Still in the age of antibiotics being given to livestock, probiotics seem like a good way to keep your gut populated with the right bacteria in between onslaughts. And for the general population just looking to stay healthy, they can’t hurt at all. But are all these little bugs something we should use to treat actual health issues?
Well, according to Gail Cresci, a dietitian and expert on probiotics from the Medical College of Georgia, Not Necessarily.
While ms Cresci is deep into the use of specific bacteria to treat specific imbalances, she cautions against a one size fits all approach. According to her, most of the supplements that people take are wasted, never delivering live cultures where they need to go. She cautions that antibiotics are a big problem for the gut, but also says something even more refreshing.
She says that what you eat to feed your bacteria is more important than supplementing. She recommends a balanced, real food diet, with 30% or less of calories from fat and less that 10% saturated, 25-30 gs fiber from whole grains, fruits and vegetables, and then some protein, preferably fiber rich plant sources like beans and nuts, and dairy if you can tolerate it.
So maybe it is less about buying powders and pills, and more about eating right? She must not be on the payroll of a supplement manufacturer.
So, eat plenty of fermented foods, especially with live cultures, to keep your internal populations flourishing, and to reap the many other benefits of fermentation. Vegans who don’t want to eat yogurt can eat other live culture foods. Check out kefir and kraut and kimchee. Don’t fall for ads that claim one brand of yogurt will save you. Eat a good, balanced diet that feeds your friends as well as you.
LOL – this is a great article! It does seem like many products and companies are getting trendy with claims on probiotics. Honestly though, before any thing about probiotics was really even “out there” and our little boy did suffer terribly from severe Eczema (which by the way I am glad to see you added something on dermatitis) and the only thing that helped him was his Belly Boost. This children’s probiotic was recommended to me from my step-dad and I had never heard of them. It turns out that it was the best thing we could have ever chosen to give our baby. What a blessing!
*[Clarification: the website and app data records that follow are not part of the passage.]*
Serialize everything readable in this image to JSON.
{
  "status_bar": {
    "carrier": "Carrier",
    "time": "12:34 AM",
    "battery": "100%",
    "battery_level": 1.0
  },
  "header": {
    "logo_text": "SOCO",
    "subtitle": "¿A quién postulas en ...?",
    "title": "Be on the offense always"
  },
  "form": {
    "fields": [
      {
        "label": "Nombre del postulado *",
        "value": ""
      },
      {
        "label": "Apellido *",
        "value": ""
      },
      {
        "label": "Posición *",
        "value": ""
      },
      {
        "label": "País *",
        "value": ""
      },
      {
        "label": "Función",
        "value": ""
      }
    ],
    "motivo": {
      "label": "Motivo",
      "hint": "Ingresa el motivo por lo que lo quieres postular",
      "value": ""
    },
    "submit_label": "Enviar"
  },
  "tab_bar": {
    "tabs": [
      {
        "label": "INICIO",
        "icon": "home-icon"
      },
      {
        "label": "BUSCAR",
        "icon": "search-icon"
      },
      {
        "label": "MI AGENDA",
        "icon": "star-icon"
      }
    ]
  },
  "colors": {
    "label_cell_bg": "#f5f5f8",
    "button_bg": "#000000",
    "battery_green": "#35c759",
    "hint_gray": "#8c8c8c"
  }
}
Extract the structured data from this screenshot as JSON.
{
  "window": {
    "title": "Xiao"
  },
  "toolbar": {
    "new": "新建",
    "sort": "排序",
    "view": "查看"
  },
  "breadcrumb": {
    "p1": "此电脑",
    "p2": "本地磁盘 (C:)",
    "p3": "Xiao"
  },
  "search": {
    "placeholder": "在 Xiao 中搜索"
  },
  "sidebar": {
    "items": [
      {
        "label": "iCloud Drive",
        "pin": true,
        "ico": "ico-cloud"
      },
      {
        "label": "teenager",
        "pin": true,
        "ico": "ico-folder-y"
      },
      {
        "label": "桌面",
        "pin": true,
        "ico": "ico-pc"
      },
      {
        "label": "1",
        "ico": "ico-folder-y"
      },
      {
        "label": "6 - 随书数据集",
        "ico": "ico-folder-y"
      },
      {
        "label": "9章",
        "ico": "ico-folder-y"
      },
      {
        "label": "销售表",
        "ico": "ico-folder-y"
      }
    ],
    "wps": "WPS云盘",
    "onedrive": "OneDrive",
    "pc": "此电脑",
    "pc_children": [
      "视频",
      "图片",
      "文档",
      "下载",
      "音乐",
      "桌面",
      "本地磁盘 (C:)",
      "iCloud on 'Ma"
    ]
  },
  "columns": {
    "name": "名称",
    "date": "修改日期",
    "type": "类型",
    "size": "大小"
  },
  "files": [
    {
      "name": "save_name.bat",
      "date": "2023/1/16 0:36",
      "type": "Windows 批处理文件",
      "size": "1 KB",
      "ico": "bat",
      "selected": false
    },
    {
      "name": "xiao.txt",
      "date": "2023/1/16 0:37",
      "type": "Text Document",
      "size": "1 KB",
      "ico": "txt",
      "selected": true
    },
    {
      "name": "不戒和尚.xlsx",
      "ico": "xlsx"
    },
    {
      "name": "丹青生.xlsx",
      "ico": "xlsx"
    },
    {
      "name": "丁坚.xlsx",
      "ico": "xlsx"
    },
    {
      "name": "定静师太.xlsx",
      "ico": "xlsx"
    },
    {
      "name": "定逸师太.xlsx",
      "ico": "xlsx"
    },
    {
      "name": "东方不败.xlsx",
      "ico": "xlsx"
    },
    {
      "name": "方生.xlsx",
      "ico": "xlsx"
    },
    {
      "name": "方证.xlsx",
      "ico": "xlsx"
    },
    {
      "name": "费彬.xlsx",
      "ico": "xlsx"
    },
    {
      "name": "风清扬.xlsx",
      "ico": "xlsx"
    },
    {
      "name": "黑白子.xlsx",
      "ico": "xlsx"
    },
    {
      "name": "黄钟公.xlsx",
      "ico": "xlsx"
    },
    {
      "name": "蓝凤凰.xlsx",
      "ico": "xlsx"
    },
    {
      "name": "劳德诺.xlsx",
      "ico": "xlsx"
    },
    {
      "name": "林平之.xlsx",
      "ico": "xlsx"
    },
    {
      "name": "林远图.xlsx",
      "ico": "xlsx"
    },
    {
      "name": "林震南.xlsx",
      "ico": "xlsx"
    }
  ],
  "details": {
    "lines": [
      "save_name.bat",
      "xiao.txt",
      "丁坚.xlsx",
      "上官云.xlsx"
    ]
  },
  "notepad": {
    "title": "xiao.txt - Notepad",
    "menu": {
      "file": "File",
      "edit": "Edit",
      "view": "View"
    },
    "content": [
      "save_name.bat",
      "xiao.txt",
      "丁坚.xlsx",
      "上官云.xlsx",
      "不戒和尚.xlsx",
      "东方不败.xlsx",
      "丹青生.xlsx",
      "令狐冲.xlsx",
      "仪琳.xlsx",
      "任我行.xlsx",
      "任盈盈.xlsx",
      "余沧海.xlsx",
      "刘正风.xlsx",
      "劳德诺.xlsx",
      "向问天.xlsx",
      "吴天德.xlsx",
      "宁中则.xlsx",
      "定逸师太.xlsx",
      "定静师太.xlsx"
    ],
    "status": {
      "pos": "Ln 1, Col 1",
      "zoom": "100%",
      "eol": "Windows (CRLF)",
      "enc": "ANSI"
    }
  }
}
Now I agree with you though about all the hype with yogurt. It is just crazy! Do you know how much yogurt you’d have to eat to get what just one supplement has? I would never be able to eat that much – and oh the calories. GAH! It is too bad that there are people who believe these claims really. But I am thrilled at all of the research going on with their benefits.
Great article, Robin. I’ve become a believer in the cleansing power of kefir in conjunction with a well-balanced diet. Plus, I just really like kefir’s thick, dairy tang.
It’s good to mix it up, isn’t it? I put plain kefir on my breakfast every morning. And a spoonful of kim chee or a smear of ume plum paste is much tastier than sugary yogurt.